In the fight for civil rights, the battles have typically been fought between two parties. Whether it was blacks vs. whites, men vs. women or Meryl Streep vs. actresses everywhere, there never has been a need to identify a third party. And in the tradition of the haves versus the have-nots, the ruling party gets to choose how their opponents are defined.
In the battle for same-sex rights, who was a part of our demographic was decided for us long ago, and we didn’t know we could question it. We were LGBT, and our opponents, the moral majority, knocked us out round after round.
But we are no longer the wimpy kids in the corner, vastly outmatched by our foes. Over the last several decades, we’ve grown to become a worthy opponent and are winning state and federal policy battles. As we continue to progress in the fight for equal rights, it has become apparent that the “T” in LGBT is being neglected as gay men and women continue to take precedence.

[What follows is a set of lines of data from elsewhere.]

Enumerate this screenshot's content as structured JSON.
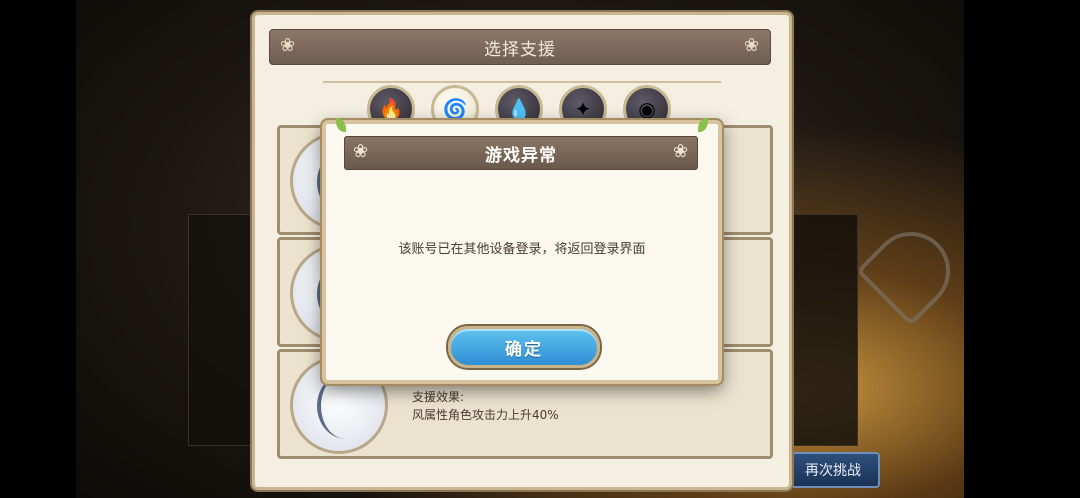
{
  "background": {
    "retry_button_label": "再次挑战"
  },
  "support_window": {
    "title": "选择支援",
    "elements": [
      {
        "name": "fire",
        "icon": "fire-icon",
        "glyph": "🔥",
        "active": false
      },
      {
        "name": "wind",
        "icon": "wind-icon",
        "glyph": "🌀",
        "active": true
      },
      {
        "name": "water",
        "icon": "water-icon",
        "glyph": "💧",
        "active": false
      },
      {
        "name": "light",
        "icon": "light-icon",
        "glyph": "✦",
        "active": false
      },
      {
        "name": "dark",
        "icon": "dark-icon",
        "glyph": "◉",
        "active": false
      }
    ],
    "effect_title": "支援效果:",
    "effect_text": "风属性角色攻击力上升40%"
  },
  "dialog": {
    "title": "游戏异常",
    "message": "该账号已在其他设备登录，将返回登录界面",
    "confirm_label": "确定"
  },
  "colors": {
    "confirm_button": "#2e8ed3",
    "dialog_header": "#7a6757",
    "dialog_bg": "#fbf8ef"
  }
}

By being part of the same-sex acronym, trans individuals are rarely recognized as a unique group that requires its own specific agenda to obtain equality. Instead, they are often considered an obscure and misunderstood subgroup of the gay community.
In the beginning of the gay rights movement, the battle against violence, outright discrimination and blatant intolerance was one that gays, bisexuals and transgender men and women were equally invested in.

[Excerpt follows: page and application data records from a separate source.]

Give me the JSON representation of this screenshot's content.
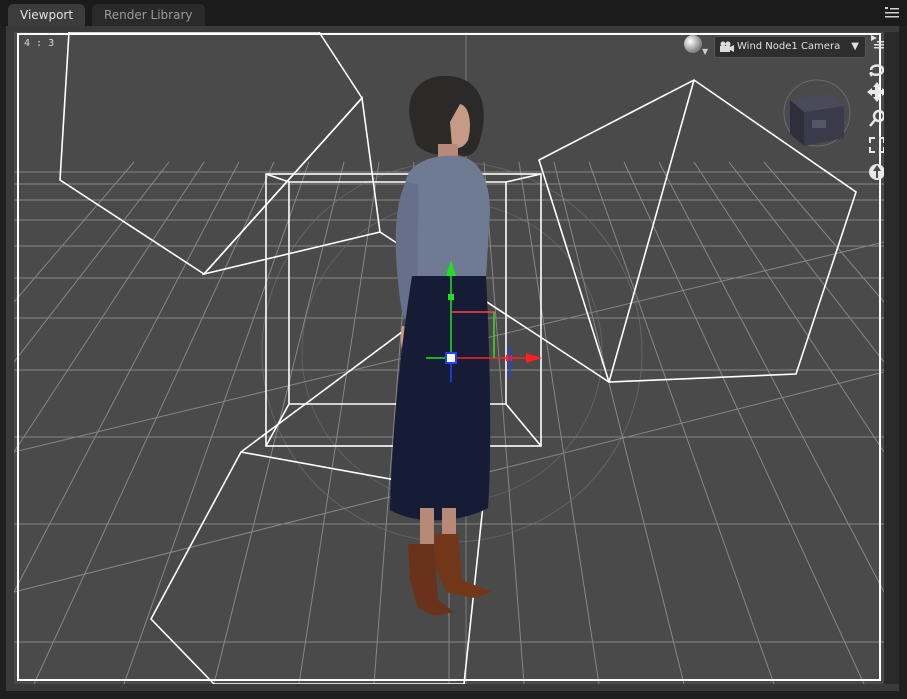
{
  "tabs": [
    {
      "label": "Viewport",
      "active": true
    },
    {
      "label": "Render Library",
      "active": false
    }
  ],
  "viewport": {
    "aspect_label": "4 : 3",
    "camera": "Wind Node1 Camera",
    "icons": [
      "draw-style-icon",
      "camera-icon",
      "dropdown-caret-icon",
      "panel-menu-icon",
      "orbit-icon",
      "pan-icon",
      "zoom-icon",
      "frame-icon",
      "reset-icon",
      "nav-cube-icon"
    ]
  },
  "colors": {
    "background": "#4a4a4a",
    "grid": "#bcbcbc",
    "wireframe": "#ffffff",
    "gizmo_x": "#ff2020",
    "gizmo_y": "#20e020",
    "gizmo_z": "#2040ff"
  }
}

But now, the concerns of gay men and lesbians have shifted to such things as marriage equality and employment discrimination. Although transgender men and women also share in these inequalities, they are subjected to many more injustices that fail to gain hardly any mainstream support.

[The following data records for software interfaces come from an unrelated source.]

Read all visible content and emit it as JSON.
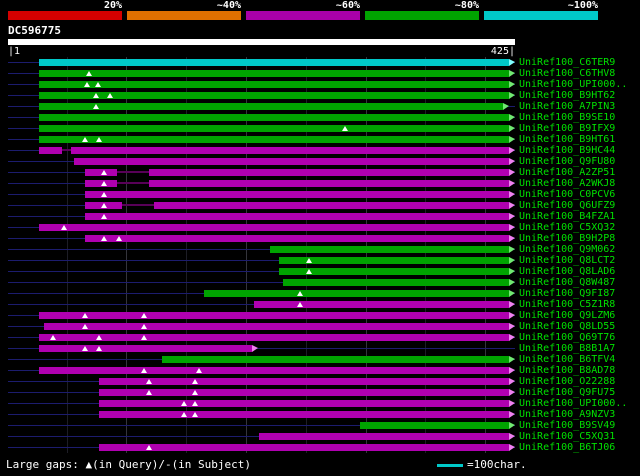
{
  "query": {
    "id": "DC596775",
    "left_tick": "|1",
    "right_tick": "425|",
    "length": 425
  },
  "legend": {
    "gaps_label": "Large gaps: ▲(in Query)/-(in Subject)",
    "scale_label": "=100char.",
    "scale_color": "#00c8c8"
  },
  "colors": {
    "cyan": "#00c8c8",
    "cyan_light": "#80ffff",
    "cyan_dark": "#006868",
    "green": "#00a400",
    "green_light": "#70e870",
    "green_dark": "#005400",
    "magenta": "#b000b0",
    "magenta_light": "#f080f0",
    "magenta_dark": "#580058",
    "baseline": "#1c1c6e",
    "grid_major": "#34343c",
    "grid_minor": "#1d1d26",
    "row_label": "#00e000"
  },
  "chart_data": {
    "type": "bar",
    "orientation": "horizontal",
    "title": "DC596775",
    "xlabel": "query position (characters)",
    "xlim": [
      1,
      425
    ],
    "grid": "vertical, every 50 characters",
    "legend_position": "top",
    "identity_scale": [
      {
        "label": "20%",
        "color": "#d40000"
      },
      {
        "label": "~40%",
        "color": "#e07000"
      },
      {
        "label": "~60%",
        "color": "#a800a8"
      },
      {
        "label": "~80%",
        "color": "#00a400"
      },
      {
        "label": "~100%",
        "color": "#00c8c8"
      }
    ],
    "rows": [
      {
        "label": "UniRef100_C6TER9",
        "color": "cyan",
        "segments": [
          [
            27,
            420
          ]
        ],
        "gaps": []
      },
      {
        "label": "UniRef100_C6THV8",
        "color": "green",
        "segments": [
          [
            27,
            420
          ]
        ],
        "gaps": [
          69
        ]
      },
      {
        "label": "UniRef100_UPI000..",
        "color": "green",
        "segments": [
          [
            27,
            420
          ]
        ],
        "gaps": [
          67,
          76
        ]
      },
      {
        "label": "UniRef100_B9HT62",
        "color": "green",
        "segments": [
          [
            27,
            420
          ]
        ],
        "gaps": [
          75,
          86
        ]
      },
      {
        "label": "UniRef100_A7PIN3",
        "color": "green",
        "segments": [
          [
            27,
            415
          ]
        ],
        "gaps": [
          75
        ]
      },
      {
        "label": "UniRef100_B9SE10",
        "color": "green",
        "segments": [
          [
            27,
            420
          ]
        ],
        "gaps": []
      },
      {
        "label": "UniRef100_B9IFX9",
        "color": "green",
        "segments": [
          [
            27,
            420
          ]
        ],
        "gaps": [
          283
        ]
      },
      {
        "label": "UniRef100_B9HT61",
        "color": "green",
        "segments": [
          [
            27,
            420
          ]
        ],
        "gaps": [
          65,
          77
        ]
      },
      {
        "label": "UniRef100_B9HC44",
        "color": "magenta",
        "segments": [
          [
            27,
            46
          ],
          [
            46,
            54,
            1
          ],
          [
            54,
            420
          ]
        ],
        "gaps": []
      },
      {
        "label": "UniRef100_Q9FU80",
        "color": "magenta",
        "segments": [
          [
            56,
            420
          ]
        ],
        "gaps": []
      },
      {
        "label": "UniRef100_A2ZP51",
        "color": "magenta",
        "segments": [
          [
            65,
            92
          ],
          [
            92,
            119,
            1
          ],
          [
            119,
            420
          ]
        ],
        "gaps": [
          81
        ]
      },
      {
        "label": "UniRef100_A2WKJ8",
        "color": "magenta",
        "segments": [
          [
            65,
            92
          ],
          [
            92,
            119,
            1
          ],
          [
            119,
            420
          ]
        ],
        "gaps": [
          81
        ]
      },
      {
        "label": "UniRef100_C0PCV6",
        "color": "magenta",
        "segments": [
          [
            65,
            420
          ]
        ],
        "gaps": [
          81
        ]
      },
      {
        "label": "UniRef100_Q6UFZ9",
        "color": "magenta",
        "segments": [
          [
            65,
            96
          ],
          [
            96,
            123,
            1
          ],
          [
            123,
            420
          ]
        ],
        "gaps": [
          81
        ]
      },
      {
        "label": "UniRef100_B4FZA1",
        "color": "magenta",
        "segments": [
          [
            65,
            420
          ]
        ],
        "gaps": [
          81
        ]
      },
      {
        "label": "UniRef100_C5XQ32",
        "color": "magenta",
        "segments": [
          [
            27,
            420
          ]
        ],
        "gaps": [
          48
        ]
      },
      {
        "label": "UniRef100_B9H2P8",
        "color": "magenta",
        "segments": [
          [
            65,
            420
          ]
        ],
        "gaps": [
          81,
          94
        ]
      },
      {
        "label": "UniRef100_Q9M062",
        "color": "green",
        "segments": [
          [
            220,
            420
          ]
        ],
        "gaps": []
      },
      {
        "label": "UniRef100_Q8LCT2",
        "color": "green",
        "segments": [
          [
            228,
            420
          ]
        ],
        "gaps": [
          253
        ]
      },
      {
        "label": "UniRef100_Q8LAD6",
        "color": "green",
        "segments": [
          [
            228,
            420
          ]
        ],
        "gaps": [
          253
        ]
      },
      {
        "label": "UniRef100_Q8W487",
        "color": "green",
        "segments": [
          [
            231,
            420
          ]
        ],
        "gaps": []
      },
      {
        "label": "UniRef100_Q9FI87",
        "color": "green",
        "segments": [
          [
            165,
            420
          ]
        ],
        "gaps": [
          245
        ]
      },
      {
        "label": "UniRef100_C5Z1R8",
        "color": "magenta",
        "segments": [
          [
            207,
            420
          ]
        ],
        "gaps": [
          245
        ]
      },
      {
        "label": "UniRef100_Q9LZM6",
        "color": "magenta",
        "segments": [
          [
            27,
            420
          ]
        ],
        "gaps": [
          65,
          115
        ]
      },
      {
        "label": "UniRef100_Q8LD55",
        "color": "magenta",
        "segments": [
          [
            31,
            420
          ]
        ],
        "gaps": [
          65,
          115
        ]
      },
      {
        "label": "UniRef100_Q69T76",
        "color": "magenta",
        "segments": [
          [
            27,
            420
          ]
        ],
        "gaps": [
          39,
          77,
          115
        ]
      },
      {
        "label": "UniRef100_B8B1A7",
        "color": "magenta",
        "segments": [
          [
            27,
            205
          ]
        ],
        "gaps": [
          65,
          77
        ]
      },
      {
        "label": "UniRef100_B6TFV4",
        "color": "green",
        "segments": [
          [
            130,
            420
          ]
        ],
        "gaps": []
      },
      {
        "label": "UniRef100_B8AD78",
        "color": "magenta",
        "segments": [
          [
            27,
            420
          ]
        ],
        "gaps": [
          115,
          161
        ]
      },
      {
        "label": "UniRef100_O22288",
        "color": "magenta",
        "segments": [
          [
            77,
            420
          ]
        ],
        "gaps": [
          119,
          157
        ]
      },
      {
        "label": "UniRef100_Q9FU75",
        "color": "magenta",
        "segments": [
          [
            77,
            420
          ]
        ],
        "gaps": [
          119,
          157
        ]
      },
      {
        "label": "UniRef100_UPI000..",
        "color": "magenta",
        "segments": [
          [
            77,
            420
          ]
        ],
        "gaps": [
          148,
          157
        ]
      },
      {
        "label": "UniRef100_A9NZV3",
        "color": "magenta",
        "segments": [
          [
            77,
            420
          ]
        ],
        "gaps": [
          148,
          157
        ]
      },
      {
        "label": "UniRef100_B9SV49",
        "color": "green",
        "segments": [
          [
            295,
            420
          ]
        ],
        "gaps": []
      },
      {
        "label": "UniRef100_C5XQ31",
        "color": "magenta",
        "segments": [
          [
            211,
            420
          ]
        ],
        "gaps": []
      },
      {
        "label": "UniRef100_B6TJ06",
        "color": "magenta",
        "segments": [
          [
            77,
            420
          ]
        ],
        "gaps": [
          119
        ]
      }
    ]
  }
}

According to a report in the Center for Transgender Equality, trans people experience three times as much police violence as non-transgender people. Trans people are often inappropriately sexualized in the media and are subjected to derogatory comments about their genitalia, which rarely are corrected.
The report also shows that trans people are more likely to be poor and homeless because of their inability to obtain employment and a lack of protection in employment rights.
According to the Centers for Disease Control and Prevention, the highest percentage of HIV infections occurs among transgender women, yet this statistic is rarely discussed in mainstream media.
The issues of transgender men and women are often brushed to the side as the preoccupations of an overly sensitive group of people. People often justify their intolerance of the trans community while expressing support for same-sex rights.
Just last week, actress Gabourey Sidibe repeatedly used the slur “tranny” while on Arsenio Hall’s show. Sidibe, an outspoken supporter of gay rights, was stunned to find out that the slur was considered offensive, and she quickly apologized for her error.
But then, something interesting happened. Stories published on several media forums, including the Advocate Magazine online and Instinct Magazine online, posed the question of whether we are being too sensitive about a word that is commonly used in the gay community.
Numerous gay men and women then weighed in on whether the trans slur was, in fact, a slur. A large percentage of the commenters agreed that the media and the gay community were being too harsh on the popular TV actress. One commenter even said it could not be considered a negative term if popular shows like RuPaul’s Drag Race used the term in a comedic and even an affectionate way.
These comments are evidence that even the gay community does not understand and are often the cause of discrimination against transgender people. In case you weren’t aware, the drag queens on RuPaul’s Drag Race are the reason people like Sidibe are clueless about trans slurs. Those drag queens are gay men who continually abuse a term that damages trans people. Just like “that’s so gay” is often meant to be humorous, comically calling someone a “tranny” may garner a few laughs, but it unintentionally demeans a group of people.
When drag queens remove the trappings of their dramatized personas, they become once again a part of the gay rights movement and leave real transgender people to suffer the consequences.
Although the discrimination against trans people by the gay community is unintentional, it is the reason the “T” should be removed from the LGBT. Gay men often use the slur because they believe it’s a part of their collective community vocabulary. Just as we take liberties by using our own gay slurs as we chose, we mistakenly use the slurs aimed at trans people and whose objections are brushed off as political sensitivity.
There is a difference between sexual orientation and gender identity, and it can’t be expected that one movement will equally serve both groups. However, gays and transgender individuals both share in the effects of being misunderstood. So, as gay men and women, we don’t fully need to understand being transgender to be able to whole-heartedly support that cause.
The public opinion of same-sex orientation and gay rights has changed drastically over the past several decades. The majority of Americans now support the civil rights of gay men and women, giving our fight for equality some much needed muscle.
Now we have the chance to throw our strength behind a group who continues to be marginalized just as we were not too long ago.
Transgender people still suffer from the bullying, discrimination and injustice from which many gays and lesbians have long since moved on. Now, more than ever, it’s time for the LGB to start championing the “T.”